At the recent eLEX 2011 conference in Slovenia (for earlier posts, see here and here), the discussion focussed on the future of dictionaries – or, more broadly, on the various ways in which reference needs might be catered for in years to come. What often happens in this field is that people working in universities and research groups develop software tools or learning materials for their own (local) users, but their ideas and methods are then taken up by more mainstream providers. Serge Verlinde of Leuven University in Belgium gave one of the keynote speeches. Serge is a great example of someone who has done pioneering work over many years to develop online reference tools, in this case for learners of French. His ‘Base lexicale du français’ (BLF) not only supplies information about word meanings, grammar, and collocation, but also guides the user to make the right word choices when writing in French or translating from French to another language. The BLF also includes a ‘reading assistant’ (providing various kinds of help to enable you to understand a text), and a tool for helping users write a text is in development.

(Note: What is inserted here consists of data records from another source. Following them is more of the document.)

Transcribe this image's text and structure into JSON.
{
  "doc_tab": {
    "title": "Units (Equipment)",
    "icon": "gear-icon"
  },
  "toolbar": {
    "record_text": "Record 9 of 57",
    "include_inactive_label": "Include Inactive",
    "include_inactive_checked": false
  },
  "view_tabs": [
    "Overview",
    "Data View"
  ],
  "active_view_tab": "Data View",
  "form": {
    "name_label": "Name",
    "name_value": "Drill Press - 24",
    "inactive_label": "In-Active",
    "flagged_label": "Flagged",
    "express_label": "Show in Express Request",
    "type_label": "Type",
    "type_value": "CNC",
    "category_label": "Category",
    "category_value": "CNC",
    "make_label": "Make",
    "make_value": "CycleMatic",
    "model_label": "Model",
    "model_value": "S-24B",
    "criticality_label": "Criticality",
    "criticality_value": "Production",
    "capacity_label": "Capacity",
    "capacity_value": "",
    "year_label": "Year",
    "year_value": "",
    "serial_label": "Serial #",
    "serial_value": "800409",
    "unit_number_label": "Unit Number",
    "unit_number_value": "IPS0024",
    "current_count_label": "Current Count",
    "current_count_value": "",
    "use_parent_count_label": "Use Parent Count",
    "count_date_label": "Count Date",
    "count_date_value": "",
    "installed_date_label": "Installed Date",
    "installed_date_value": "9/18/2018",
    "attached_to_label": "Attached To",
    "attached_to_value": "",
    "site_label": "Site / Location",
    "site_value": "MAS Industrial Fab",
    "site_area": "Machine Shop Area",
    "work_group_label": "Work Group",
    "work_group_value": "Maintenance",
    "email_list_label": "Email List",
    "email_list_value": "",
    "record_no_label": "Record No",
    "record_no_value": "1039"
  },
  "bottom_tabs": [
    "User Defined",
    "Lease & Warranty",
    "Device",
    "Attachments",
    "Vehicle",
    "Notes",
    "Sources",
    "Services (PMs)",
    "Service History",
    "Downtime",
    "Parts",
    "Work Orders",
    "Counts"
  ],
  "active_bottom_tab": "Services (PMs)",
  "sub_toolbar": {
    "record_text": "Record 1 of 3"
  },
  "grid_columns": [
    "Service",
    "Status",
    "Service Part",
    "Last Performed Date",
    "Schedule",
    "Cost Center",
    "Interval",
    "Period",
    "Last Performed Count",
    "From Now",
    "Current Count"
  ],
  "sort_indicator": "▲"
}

This theme of aids for writing (what are sometimes called ‘text remediation’ tools) appeared in several other talks, too. We heard from Magali Paquot about the Louvain English for Academic Purposes Dictionary (LEAD), a web-based resource designed to assist in the production of academic writing, and from another group about resources being developed in South Africa to aid ‘text production’ in a number of languages.
One of the features of resources like this is that they should be ‘dynamic’: that is, the system should learn from what users do, and what information they look for, and adapt itself as it goes along. Of course, much of this is still in the planning stage: we know what we want to do, but haven’t yet fully worked out how to do it. Part of the solution lies in having computational tools that can, for example, identify errors or unnatural features in a text supplied by a user. One research group from Barcelona showed how it had achieved a success rate of almost 90% in automatically detecting ‘bad’ collocations, and this kind of tool could form one component of a writing assistant that really worked. In the long term, devices like this could replace conventional dictionaries – at least for language production – because they would do one of the jobs dictionaries have traditionally done, but do it much better.
Another theme at the conference was ‘UGC’ (user-generated content), already such a big feature of the online world. News programmes, for example, routinely include information supplied by their viewers and listeners in the form of tweets, emails, or comments posted on their websites. In the world of reference, Wikipedia is the obvious example of a resource created entirely by its users, but the trend is spreading to dictionaries too. Wordnik has huge amounts of UGC, with numerous words added by members of the public, example sentences ‘harvested’ from the Twittersphere, and all sorts of lists created by the site’s users. A new translation tool being developed by the Russian company ABBYY will include a facility for users to contribute their own translations. And of course Macmillan has its Open Dictionary – an ever-expanding record of the most up-to-date uses of English around the world.
The conference provided a perfect snapshot of current activity and thinking in this exciting field. We may not be much closer to knowing how things will pan out over the next ten years (or even the next two). Developments in information technology, and in the skills, needs and expectations of its users, are all racing ahead at breakneck speed, so we can’t make predictions with any confidence. It brings to mind the famous remark made by Zhou Enlai, the Prime Minister of China till his death in 1976. When asked what he thought was the long-term significance of the French Revolution of 1789, he replied ‘It’s too soon to tell’.Email this Post